I had came to a similar conclusion about this WAPO series. Generally, the same defect can be found in too much of what passes today for journalism.
Better journalism would entail:
1) Reporters either possessing expertise in matters upon which they report facts to readers, or disclosure of their inexpertise.
2) Automatic reporting of contrary assessments/rationales by dissenting experts.
Such obvious, but minor refinements would might make more news articles worthwhile for open-minded folk to read.
Just some thoughts.
I found that there is quite a bit of clutter in the WSJ article. For example, is it necessary to include every FBI field office in the country? I suppose it is, but it's a bit disingenuous to claim there is serious intel work happening in Lander, Wyoming.
A very familiar technique. Cite a seemingly inflammatory statistic which out of context implies something then build your straw man argument around that so the unwashed masses are aroused to indignation.
Lots of TS clearances! So what? Possession of a clearance doesn't mean free access. On the contrary, it merely means you can qualify for a compartment of information if you have a need to know. TS is closely controlled and I've got little reason to believe that has changed much. Even with a current TS, when I retired and went to work for Northrop, I couldn't get program access for six weeks and then I could only access the programs which I was cleared to log billable time against.

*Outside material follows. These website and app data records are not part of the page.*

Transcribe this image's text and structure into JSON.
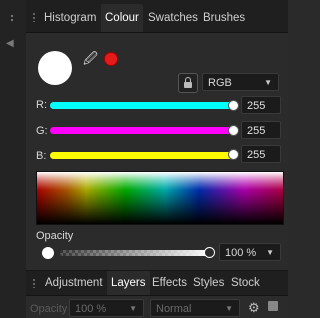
{
  "tabs_top": [
    "Histogram",
    "Colour",
    "Swatches",
    "Brushes"
  ],
  "active_top_tab": "Colour",
  "colors": {
    "primary_fill": "#ffffff",
    "secondary_fill": "#e41b1b",
    "red_track": "#00ffff",
    "green_track": "#ff00ff",
    "blue_track": "#ffff00"
  },
  "color_model": {
    "value": "RGB"
  },
  "channels": [
    {
      "label": "R:",
      "value": "255"
    },
    {
      "label": "G:",
      "value": "255"
    },
    {
      "label": "B:",
      "value": "255"
    }
  ],
  "opacity": {
    "label": "Opacity",
    "value": "100 %"
  },
  "tabs_bottom": [
    "Adjustment",
    "Layers",
    "Effects",
    "Styles",
    "Stock"
  ],
  "active_bottom_tab": "Layers",
  "layers_bar": {
    "opacity_label": "Opacity",
    "opacity_value": "100 %",
    "blend_mode": "Normal"
  }
}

"Contractors" implies some sort of mercenary ops, and the text you quoted leans in that direction. But, it also means a broad range of corporations engaged in research, design, support, maintenance, and various other functions.
What is damaging, at least to my interpretation, is the collection and compilation of the otherwise scattered details into a nice single-source directory. "Let's see, we want to target a TS contracted facility...ah, look Achmed, there's one right down the street!"

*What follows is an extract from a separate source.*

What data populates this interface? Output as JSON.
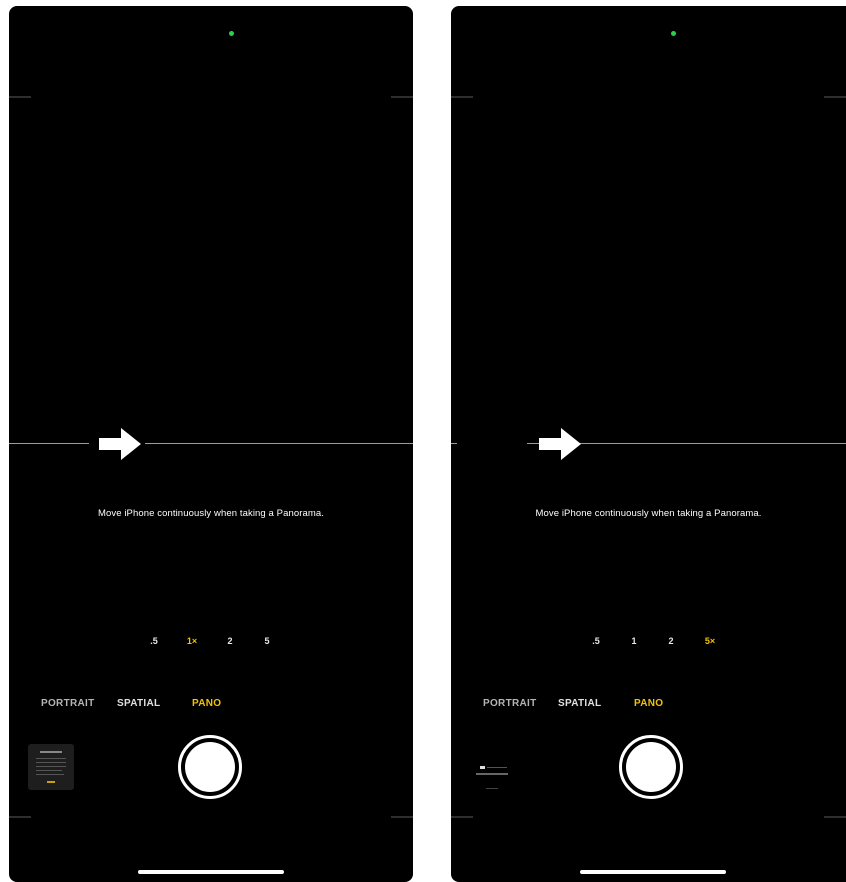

How man of the 3000 companies are one man operations?
This could be a push to move all work in-house much like Gate's change to defence contracting last year which killed the contract jobs and brought them in-house.
More workers for the unions.

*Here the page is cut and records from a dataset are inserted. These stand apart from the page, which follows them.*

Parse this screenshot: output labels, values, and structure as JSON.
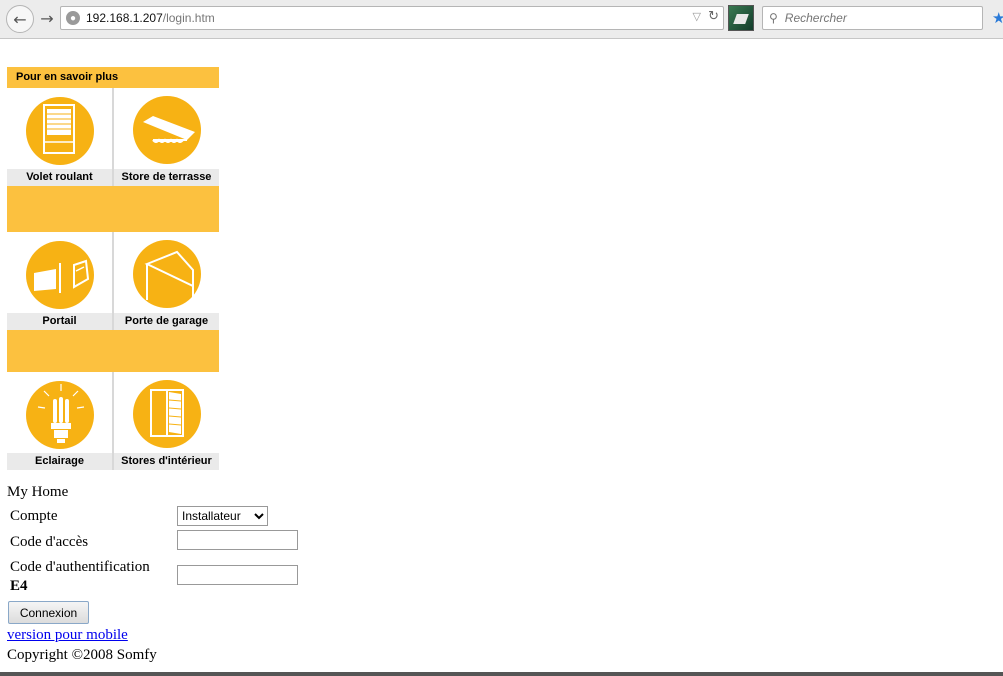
{
  "browser": {
    "url_host": "192.168.1.207",
    "url_path": "/login.htm",
    "search_placeholder": "Rechercher"
  },
  "panel": {
    "header": "Pour en savoir plus",
    "items": [
      {
        "label": "Volet roulant",
        "icon": "roller-shutter-icon"
      },
      {
        "label": "Store de terrasse",
        "icon": "awning-icon"
      },
      {
        "label": "Portail",
        "icon": "gate-icon"
      },
      {
        "label": "Porte de garage",
        "icon": "garage-door-icon"
      },
      {
        "label": "Eclairage",
        "icon": "lightbulb-icon"
      },
      {
        "label": "Stores d'intérieur",
        "icon": "interior-blind-icon"
      }
    ]
  },
  "form": {
    "title": "My Home",
    "compte_label": "Compte",
    "compte_value": "Installateur",
    "access_label": "Code d'accès",
    "auth_label": "Code d'authentification",
    "auth_code": "E4",
    "submit_label": "Connexion",
    "mobile_link": "version pour mobile",
    "copyright": "Copyright ©2008 Somfy"
  },
  "colors": {
    "accent": "#fcc13f",
    "icon_fill": "#f7b214",
    "caption_bg": "#eaeaea",
    "link": "#0000ee"
  }
}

That may be true for some skill sets but it is quite often the other way around. Example: There were two contract IT personnel assigned to support a watch floor I served on a few years ago. The government paid the contractor over $250K a year for these two and when all was said and done, neither one of them seemed to possess any greater knowledge on their subject matter than any similarly trained E4. Most contractors bring along a lot of technical know how and experience but this was certainly not the case.
Contractors often provide the flexibility and quick solutions needed to solve unique problems. Their expense does not make them the ideal solution for every problem.
Common sense and real leadership can make the difference between wasteful spending and other excesses found in the Intelligence Community. Maybe they can contract out and find some of that.
The Angry Wugs has it right though the pendulum is beginning to swing back the other way with contractors giving up ground in the face of an expanding government work force in the Intel Community.
As for all of those TS clearances out there:
If you expect agencies to collaborate, and we do, then you're going to have to have people read-on to programs and cleared sufficiently to engage with their counterparts.
Duffy brought up the clearance oriented job fairs held in and around DC. These types of job fairs happen all around the country, by the way. Now if you handled an IT network and needed to protect the classified data on it, would you hire someone that already had a clearance or would you interview hundreds of people that may have never had a clearance, cannot obtain a clearance, much less have an active one now?
A clearance costs tens of thousands of dollars. As Ed Rasimus points out, a TS still does not grant the holder of that clearance access to every TS program. Then again, our enemies make no secret about the fact that they can get about 80% of what they need through open source. If that is true, and I have no reason to doubt it, then the WaPo article in question adds in some way to that total volume of intelligence we make available to our adversaries.
Post a Comment